A crime you'll always remember. A detective you'll never forget. A young girl is found dead. A prostitute is murdered. And the strangest, youngest detective in the South Wales Major Crimes Unit is about to face the fiercest test of her short career. A woman and her six-year-old daughter are killed with chilling brutality in a dingy flat. The only clue: the platinum bank card of a long-dead tycoon, found amidst the squalor. DC Griffiths has already proved herself dedicated to the job, but there's another side to her she is less keen to reveal. Something to do with a mysterious two-year gap in her CV, her strange inability to cry - and a disconcerting familiarity with corpses. Fiona is desperate to put the past behind her but as more gruesome killings follow, the case leads her back into those dark places in her own mind where another dead girl is waiting to be found... Praise for the Fiona Griffiths mystery series: 'I have to say that in a lifetime of reading crime fiction I have never come across anyone quite like Fiona Griffiths . . . Read this book. Enjoy every syllable.
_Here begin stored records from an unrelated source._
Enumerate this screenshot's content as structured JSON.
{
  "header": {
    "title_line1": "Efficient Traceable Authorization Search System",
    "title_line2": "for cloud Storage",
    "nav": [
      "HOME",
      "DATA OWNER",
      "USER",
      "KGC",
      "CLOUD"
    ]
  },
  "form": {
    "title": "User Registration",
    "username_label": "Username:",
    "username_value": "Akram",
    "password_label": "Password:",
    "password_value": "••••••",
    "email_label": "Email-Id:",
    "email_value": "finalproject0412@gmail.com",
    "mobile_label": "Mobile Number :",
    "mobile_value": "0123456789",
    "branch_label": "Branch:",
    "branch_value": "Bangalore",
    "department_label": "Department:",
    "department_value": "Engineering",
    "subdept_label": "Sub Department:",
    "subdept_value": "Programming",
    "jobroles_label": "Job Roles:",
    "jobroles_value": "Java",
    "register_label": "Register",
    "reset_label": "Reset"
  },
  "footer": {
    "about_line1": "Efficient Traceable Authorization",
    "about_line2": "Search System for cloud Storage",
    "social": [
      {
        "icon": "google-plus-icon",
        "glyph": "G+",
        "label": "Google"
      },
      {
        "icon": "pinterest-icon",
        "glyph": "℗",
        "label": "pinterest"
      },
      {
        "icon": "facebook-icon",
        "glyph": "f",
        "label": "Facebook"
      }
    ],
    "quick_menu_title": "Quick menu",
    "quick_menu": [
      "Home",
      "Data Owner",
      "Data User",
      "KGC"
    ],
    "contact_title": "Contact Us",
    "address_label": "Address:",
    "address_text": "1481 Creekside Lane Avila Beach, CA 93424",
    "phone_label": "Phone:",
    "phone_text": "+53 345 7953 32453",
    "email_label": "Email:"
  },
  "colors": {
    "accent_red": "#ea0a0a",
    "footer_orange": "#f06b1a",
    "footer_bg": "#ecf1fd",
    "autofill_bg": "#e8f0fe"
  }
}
Hold your breath, and tick off the weeks until the next one' Crime Fiction Lover 'Compelling...a new crime talent to treasure' Daily Mail 'Gritty, compelling...a procedural unlike any other you are likely to read this year' USA Today 'With Detective Constable Fiona 'Fi' Griffiths, Harry Bingham...finds a sweet spot in crime fiction...think Stieg Larsson's Lisbeth Salander...[or] Lee Child's Jack Reacher... The writing is terrific' The Boston Globe 'This cleverly plotted police procedural introduces a likeable, maverick detective destined for a bestseller following' Choice Fans of Angela Marsons, Peter James and Ann Cleeves will be gripped by the other titles in the Fiona Griffiths mystery series: 1. Talking to the Dead 2. Love Story, With Murders 3. The Strange Death of Fiona Griffiths 4. This Thing of Darkness 5. The Dead House 6. The Deepest Grave (coming soon!) If you're looking for a crime thriller series to keep you hooked, then go no further: you've just found it. ** Each Fiona Griffiths thriller can be read as a standalone or in series order **
Facts on File Companion to the American Short Story
Author: Abby H. P. Werlock
Pubpsher: Infobase Publishing
Category: Short stories, American
This encyclopedia features an informative introduction that surveys the history of the short story in the United States, interprets the current literary landscape, and points to new and future trends. --from publisher description.